Last month's bank robbery in Thomson had law enforcement officials talking. Nathan Jones, who was charged in the robbery of the SunTrust near Carriage Lane shopping center on Aug. 1, had only been out of a detention center one day.
Mr. Jones was convicted of burglary before that and served 90 days in the Emanuel County Probation Detention Center. McDuffie County Sheriff's Department Maj. Ronnie Williamson said that might not have been long enough.
Convicted criminals across the state are not serving the time to which they were sentenced. Prison overcrowding is the problem. No one has figured out an easy solution.
"If they sentenced everybody to five years or 10 years, the capacity would be exceeded in a matter of months," Maj. Williamson said. "So I think it's a way to try to give people a chance to say 'OK, I'll sentence you to five years. Serve a year and do four years on probation and try to make them a productive member of society."
The problem, he added, comes when those released to serve the remainder of their time on probation commit repeat offenses, like Mr. Jones. That puts the burden for housing them on county taxpayers once again, Maj. Williamson said.
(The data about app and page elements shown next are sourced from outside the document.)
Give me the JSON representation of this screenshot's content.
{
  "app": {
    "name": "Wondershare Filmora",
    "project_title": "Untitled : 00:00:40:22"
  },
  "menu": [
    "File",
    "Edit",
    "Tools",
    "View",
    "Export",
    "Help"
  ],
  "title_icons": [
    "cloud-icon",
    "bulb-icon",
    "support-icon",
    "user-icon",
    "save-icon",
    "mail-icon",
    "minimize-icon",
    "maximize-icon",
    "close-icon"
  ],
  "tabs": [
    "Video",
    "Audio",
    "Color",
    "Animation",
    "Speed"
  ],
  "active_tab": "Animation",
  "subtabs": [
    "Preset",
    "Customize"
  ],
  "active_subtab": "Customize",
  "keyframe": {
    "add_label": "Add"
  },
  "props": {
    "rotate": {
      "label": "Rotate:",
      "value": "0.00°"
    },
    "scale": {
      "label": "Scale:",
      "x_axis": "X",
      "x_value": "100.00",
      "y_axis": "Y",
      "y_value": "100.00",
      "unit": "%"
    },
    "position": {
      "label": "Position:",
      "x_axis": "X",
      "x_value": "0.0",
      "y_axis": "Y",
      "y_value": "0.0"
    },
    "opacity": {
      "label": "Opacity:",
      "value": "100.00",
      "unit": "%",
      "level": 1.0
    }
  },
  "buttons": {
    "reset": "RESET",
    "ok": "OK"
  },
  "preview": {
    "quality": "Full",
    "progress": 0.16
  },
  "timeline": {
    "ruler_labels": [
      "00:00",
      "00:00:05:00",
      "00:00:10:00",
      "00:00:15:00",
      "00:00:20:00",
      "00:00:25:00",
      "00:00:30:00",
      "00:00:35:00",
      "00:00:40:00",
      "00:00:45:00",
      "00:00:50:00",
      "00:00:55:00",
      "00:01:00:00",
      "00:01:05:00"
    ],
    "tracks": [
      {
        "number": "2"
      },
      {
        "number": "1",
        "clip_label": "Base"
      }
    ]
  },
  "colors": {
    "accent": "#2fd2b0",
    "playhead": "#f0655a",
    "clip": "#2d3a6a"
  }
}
Toombs Circuit Superior Court Judge Roger Dunaway said sentencing is the function of the judicial branch, but dictating how much time is served comes under the executive branch of the state government.
"Obviously, we occasionally become frustrated when we see our sentence not carried out to the fullest, but those decisions are made on factors that we may not know about," he said. "So we just pretty much have to defer to the executive branch on that."
All those factors make it difficult to have truth in sentencing said Toombs Circuit District Attorney Dennis Sanders.
"We understand that there can't be clear truth in sentencing, and the reason it can't be is because our jails are just limited in how much we have," Mr. Sanders said. "Now if we actually had truth in sentencing, what would happen is you would see the sentences drastically reduced because the legislature would have to get involved, and the maximum for burglary might be four years instead of 20 years."
According to Judge Dunaway, judges know that and try to give longer sentences to keep the criminals incarcerated for the right amount of time. The old rule used to be that 1/3 of the sentence would be served, but that has since changed.
"The public would get upset sometimes, saying 'He gets out in five years when you gave him 15.' Well, that's what the judge wanted to give him to begin with," Mr. Sanders said.
See the Sept. 28 edition of The McDuffie Mirror for part two in our "truth in sentencing" series for suggested solutions to the problem.